- [Work to be completed] Check each line of the listing below for the string "Endodontics", and copy the ones that have it.

START Data for analysis

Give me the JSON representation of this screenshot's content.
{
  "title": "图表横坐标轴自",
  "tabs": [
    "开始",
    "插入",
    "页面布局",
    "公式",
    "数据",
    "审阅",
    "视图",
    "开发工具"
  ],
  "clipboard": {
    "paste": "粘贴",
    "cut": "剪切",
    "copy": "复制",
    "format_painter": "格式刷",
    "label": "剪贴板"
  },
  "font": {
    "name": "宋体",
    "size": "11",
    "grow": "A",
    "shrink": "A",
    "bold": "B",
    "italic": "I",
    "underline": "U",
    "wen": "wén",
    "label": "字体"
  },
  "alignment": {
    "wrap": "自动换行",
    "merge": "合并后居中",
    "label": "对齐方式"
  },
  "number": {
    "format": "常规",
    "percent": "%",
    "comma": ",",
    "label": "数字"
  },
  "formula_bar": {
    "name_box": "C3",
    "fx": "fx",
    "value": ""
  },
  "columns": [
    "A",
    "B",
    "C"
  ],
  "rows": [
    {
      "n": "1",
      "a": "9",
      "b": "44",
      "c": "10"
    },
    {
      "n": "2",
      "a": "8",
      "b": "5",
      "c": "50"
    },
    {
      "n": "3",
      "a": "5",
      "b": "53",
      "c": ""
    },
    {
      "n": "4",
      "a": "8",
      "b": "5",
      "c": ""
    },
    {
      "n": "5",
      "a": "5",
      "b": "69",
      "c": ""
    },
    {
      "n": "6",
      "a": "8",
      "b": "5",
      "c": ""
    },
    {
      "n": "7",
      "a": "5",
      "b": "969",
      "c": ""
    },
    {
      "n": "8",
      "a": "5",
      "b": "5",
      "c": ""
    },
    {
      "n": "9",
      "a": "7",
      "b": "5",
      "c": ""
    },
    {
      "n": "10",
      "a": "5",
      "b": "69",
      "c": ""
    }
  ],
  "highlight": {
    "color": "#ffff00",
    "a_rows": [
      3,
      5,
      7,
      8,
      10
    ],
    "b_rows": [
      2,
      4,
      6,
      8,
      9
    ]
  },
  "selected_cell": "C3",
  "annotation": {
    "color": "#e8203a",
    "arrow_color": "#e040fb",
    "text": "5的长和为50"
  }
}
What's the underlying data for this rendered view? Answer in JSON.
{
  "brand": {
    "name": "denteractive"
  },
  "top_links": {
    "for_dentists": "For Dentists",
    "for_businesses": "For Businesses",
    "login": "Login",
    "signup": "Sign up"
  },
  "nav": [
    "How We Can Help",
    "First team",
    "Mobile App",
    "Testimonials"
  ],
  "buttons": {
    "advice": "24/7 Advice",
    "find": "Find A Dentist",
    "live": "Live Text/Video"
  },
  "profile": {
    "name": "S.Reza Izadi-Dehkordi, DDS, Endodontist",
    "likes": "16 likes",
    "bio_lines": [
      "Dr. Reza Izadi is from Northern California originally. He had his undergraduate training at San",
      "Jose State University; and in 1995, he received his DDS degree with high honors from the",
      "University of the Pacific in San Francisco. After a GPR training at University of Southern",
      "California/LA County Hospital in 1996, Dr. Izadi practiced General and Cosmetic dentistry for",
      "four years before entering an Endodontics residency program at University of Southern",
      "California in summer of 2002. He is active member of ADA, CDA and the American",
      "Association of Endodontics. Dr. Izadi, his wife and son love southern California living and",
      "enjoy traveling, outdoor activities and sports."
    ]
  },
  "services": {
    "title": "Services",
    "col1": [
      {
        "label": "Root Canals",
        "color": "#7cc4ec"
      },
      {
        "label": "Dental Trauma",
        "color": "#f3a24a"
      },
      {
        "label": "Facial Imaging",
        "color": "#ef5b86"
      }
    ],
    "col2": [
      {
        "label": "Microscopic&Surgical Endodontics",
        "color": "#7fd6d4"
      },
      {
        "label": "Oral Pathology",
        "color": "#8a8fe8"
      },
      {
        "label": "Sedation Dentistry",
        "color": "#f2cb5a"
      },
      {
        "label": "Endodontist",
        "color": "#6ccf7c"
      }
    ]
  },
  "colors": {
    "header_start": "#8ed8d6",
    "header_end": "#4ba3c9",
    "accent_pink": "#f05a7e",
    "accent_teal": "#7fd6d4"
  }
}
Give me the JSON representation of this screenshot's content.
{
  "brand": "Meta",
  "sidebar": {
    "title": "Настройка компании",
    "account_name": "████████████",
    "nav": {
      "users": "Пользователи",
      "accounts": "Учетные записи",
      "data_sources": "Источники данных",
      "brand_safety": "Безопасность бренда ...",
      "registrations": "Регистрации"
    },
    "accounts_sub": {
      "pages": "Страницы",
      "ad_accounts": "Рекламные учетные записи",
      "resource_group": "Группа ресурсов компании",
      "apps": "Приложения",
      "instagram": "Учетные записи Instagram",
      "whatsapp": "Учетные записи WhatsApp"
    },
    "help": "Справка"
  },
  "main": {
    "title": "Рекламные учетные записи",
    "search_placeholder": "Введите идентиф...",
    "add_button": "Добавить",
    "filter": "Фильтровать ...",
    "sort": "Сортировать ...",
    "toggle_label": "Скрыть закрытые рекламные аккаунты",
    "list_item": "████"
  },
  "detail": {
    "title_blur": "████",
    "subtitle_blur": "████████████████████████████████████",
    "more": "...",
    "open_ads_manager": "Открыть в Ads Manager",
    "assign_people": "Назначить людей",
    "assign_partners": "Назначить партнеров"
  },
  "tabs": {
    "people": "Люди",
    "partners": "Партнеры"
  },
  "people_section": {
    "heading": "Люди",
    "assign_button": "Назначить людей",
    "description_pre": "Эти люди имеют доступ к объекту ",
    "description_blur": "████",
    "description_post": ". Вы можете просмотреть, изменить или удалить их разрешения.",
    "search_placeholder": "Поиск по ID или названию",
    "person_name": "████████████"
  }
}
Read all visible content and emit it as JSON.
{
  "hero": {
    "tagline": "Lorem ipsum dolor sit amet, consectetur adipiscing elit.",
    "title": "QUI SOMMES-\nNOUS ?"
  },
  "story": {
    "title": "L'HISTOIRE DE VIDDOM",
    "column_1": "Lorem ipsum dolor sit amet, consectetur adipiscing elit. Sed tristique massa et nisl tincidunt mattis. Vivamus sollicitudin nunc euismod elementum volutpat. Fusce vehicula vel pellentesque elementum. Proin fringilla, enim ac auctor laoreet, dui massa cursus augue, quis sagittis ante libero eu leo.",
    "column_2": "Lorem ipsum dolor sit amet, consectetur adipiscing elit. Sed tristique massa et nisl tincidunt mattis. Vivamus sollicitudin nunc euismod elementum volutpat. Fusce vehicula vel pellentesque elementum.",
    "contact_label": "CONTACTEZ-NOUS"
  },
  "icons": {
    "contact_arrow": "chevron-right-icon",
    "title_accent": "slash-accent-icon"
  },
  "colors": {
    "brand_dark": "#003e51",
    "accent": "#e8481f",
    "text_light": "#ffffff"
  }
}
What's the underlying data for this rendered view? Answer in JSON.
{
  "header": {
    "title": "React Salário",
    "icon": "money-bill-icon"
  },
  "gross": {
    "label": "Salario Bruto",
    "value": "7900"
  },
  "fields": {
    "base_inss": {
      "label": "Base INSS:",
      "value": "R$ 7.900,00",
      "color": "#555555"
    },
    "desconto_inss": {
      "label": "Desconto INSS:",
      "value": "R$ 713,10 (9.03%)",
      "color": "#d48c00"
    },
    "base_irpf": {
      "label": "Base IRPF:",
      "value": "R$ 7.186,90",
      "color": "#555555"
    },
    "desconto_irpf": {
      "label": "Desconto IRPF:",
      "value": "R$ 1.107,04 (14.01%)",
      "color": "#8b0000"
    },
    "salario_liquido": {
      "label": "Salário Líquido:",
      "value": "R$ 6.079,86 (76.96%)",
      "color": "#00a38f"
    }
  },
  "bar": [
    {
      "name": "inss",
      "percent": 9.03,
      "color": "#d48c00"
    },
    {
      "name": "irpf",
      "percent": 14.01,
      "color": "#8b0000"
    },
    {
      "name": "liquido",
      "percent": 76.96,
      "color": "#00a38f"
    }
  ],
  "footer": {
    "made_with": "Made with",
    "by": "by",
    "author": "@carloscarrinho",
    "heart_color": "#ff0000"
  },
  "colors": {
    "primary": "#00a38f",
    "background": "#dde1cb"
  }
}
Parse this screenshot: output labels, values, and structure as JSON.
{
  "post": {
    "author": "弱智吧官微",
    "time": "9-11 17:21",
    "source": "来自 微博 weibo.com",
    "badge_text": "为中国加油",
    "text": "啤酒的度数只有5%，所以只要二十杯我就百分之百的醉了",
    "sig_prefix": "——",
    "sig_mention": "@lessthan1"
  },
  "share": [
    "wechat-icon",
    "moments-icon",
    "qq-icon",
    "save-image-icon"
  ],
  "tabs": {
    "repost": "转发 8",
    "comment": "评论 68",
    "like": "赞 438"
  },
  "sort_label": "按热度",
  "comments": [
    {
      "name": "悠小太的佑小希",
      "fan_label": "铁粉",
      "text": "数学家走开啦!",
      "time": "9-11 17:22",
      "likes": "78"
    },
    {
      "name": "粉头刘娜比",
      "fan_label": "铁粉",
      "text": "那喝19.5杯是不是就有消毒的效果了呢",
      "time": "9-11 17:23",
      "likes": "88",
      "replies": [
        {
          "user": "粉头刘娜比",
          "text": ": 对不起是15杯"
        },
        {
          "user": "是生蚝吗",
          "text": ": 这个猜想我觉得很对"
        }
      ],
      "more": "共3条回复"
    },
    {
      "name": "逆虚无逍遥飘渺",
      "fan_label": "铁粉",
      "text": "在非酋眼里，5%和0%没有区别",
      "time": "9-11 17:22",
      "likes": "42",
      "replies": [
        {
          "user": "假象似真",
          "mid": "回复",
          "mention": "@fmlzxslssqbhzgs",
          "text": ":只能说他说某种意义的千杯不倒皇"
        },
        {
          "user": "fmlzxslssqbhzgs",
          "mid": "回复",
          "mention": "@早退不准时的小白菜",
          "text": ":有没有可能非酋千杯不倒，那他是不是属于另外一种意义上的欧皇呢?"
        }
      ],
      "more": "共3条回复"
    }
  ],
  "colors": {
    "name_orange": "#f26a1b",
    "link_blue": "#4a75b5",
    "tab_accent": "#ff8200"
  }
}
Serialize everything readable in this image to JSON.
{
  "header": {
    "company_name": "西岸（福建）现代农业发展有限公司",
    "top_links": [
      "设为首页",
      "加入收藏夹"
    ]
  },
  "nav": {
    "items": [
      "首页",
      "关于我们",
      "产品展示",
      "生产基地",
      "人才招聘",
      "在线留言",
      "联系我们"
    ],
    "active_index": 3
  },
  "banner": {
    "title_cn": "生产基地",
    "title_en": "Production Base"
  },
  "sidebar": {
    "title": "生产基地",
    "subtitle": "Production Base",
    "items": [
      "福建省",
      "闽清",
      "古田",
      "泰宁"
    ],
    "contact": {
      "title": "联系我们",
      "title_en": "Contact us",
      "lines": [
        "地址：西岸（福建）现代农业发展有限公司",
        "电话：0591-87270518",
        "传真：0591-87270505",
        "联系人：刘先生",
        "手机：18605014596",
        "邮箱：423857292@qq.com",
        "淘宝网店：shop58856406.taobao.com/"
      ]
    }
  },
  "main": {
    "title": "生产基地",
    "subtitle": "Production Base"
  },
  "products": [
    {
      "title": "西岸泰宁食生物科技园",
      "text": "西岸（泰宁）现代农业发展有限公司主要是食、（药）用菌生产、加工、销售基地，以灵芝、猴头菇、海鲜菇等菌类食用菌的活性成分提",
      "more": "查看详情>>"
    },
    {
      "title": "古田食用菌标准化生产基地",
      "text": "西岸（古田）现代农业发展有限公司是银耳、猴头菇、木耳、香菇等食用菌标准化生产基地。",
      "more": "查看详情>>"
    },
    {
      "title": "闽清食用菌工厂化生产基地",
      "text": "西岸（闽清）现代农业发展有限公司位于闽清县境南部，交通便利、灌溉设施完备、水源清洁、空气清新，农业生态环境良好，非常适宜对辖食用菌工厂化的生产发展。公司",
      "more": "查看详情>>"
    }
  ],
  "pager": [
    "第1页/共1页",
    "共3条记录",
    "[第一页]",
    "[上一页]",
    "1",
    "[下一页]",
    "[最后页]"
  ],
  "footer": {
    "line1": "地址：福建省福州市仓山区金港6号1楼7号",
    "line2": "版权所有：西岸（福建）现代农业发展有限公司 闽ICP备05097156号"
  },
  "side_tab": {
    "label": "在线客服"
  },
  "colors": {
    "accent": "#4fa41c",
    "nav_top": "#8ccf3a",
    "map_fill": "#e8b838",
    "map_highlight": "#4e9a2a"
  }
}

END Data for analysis

- [Solved exercise]
      "four years before entering an Endodontics residency program at University of Southern",
      "Association of Endodontics. Dr. Izadi, his wife and son love southern California living and",
        "label": "Microscopic&Surgical Endodontics",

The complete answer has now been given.